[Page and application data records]
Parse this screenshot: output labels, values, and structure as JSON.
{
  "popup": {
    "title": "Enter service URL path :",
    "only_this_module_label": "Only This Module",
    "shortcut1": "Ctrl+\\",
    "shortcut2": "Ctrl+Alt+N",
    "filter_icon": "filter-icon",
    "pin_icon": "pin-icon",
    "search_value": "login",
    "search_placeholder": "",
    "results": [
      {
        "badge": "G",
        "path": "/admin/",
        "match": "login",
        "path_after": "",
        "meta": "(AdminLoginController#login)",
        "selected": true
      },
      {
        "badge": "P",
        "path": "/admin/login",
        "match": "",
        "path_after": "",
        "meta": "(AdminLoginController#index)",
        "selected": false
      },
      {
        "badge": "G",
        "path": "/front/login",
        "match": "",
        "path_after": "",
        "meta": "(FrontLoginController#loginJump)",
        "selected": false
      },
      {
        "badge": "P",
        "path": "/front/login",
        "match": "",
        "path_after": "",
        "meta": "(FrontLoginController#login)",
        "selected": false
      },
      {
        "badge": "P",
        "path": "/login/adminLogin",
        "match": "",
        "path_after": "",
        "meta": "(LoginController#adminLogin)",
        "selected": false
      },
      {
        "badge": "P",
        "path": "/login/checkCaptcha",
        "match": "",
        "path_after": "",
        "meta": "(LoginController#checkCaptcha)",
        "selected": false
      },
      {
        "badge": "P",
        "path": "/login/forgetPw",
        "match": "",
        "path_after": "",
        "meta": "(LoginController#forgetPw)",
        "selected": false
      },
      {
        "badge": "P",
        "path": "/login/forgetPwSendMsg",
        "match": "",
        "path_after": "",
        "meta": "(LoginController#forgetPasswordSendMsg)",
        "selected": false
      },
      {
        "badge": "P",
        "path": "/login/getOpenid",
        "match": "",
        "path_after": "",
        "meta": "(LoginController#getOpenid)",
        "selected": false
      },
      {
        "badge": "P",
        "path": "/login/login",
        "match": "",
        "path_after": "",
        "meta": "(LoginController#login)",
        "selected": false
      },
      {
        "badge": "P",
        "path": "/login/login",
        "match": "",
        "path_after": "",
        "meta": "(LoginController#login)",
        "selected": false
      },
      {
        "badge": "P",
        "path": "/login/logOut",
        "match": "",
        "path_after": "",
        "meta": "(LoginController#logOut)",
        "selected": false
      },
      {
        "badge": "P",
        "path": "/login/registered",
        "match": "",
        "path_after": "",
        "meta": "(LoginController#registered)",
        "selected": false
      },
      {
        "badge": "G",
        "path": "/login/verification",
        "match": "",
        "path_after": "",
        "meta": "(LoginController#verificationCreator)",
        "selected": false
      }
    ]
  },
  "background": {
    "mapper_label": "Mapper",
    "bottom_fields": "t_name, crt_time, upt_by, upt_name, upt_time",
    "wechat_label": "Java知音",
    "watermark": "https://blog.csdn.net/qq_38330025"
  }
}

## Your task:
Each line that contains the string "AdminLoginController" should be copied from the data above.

## Exercise solution:
        "meta": "(AdminLoginController#login)",
        "meta": "(AdminLoginController#index)",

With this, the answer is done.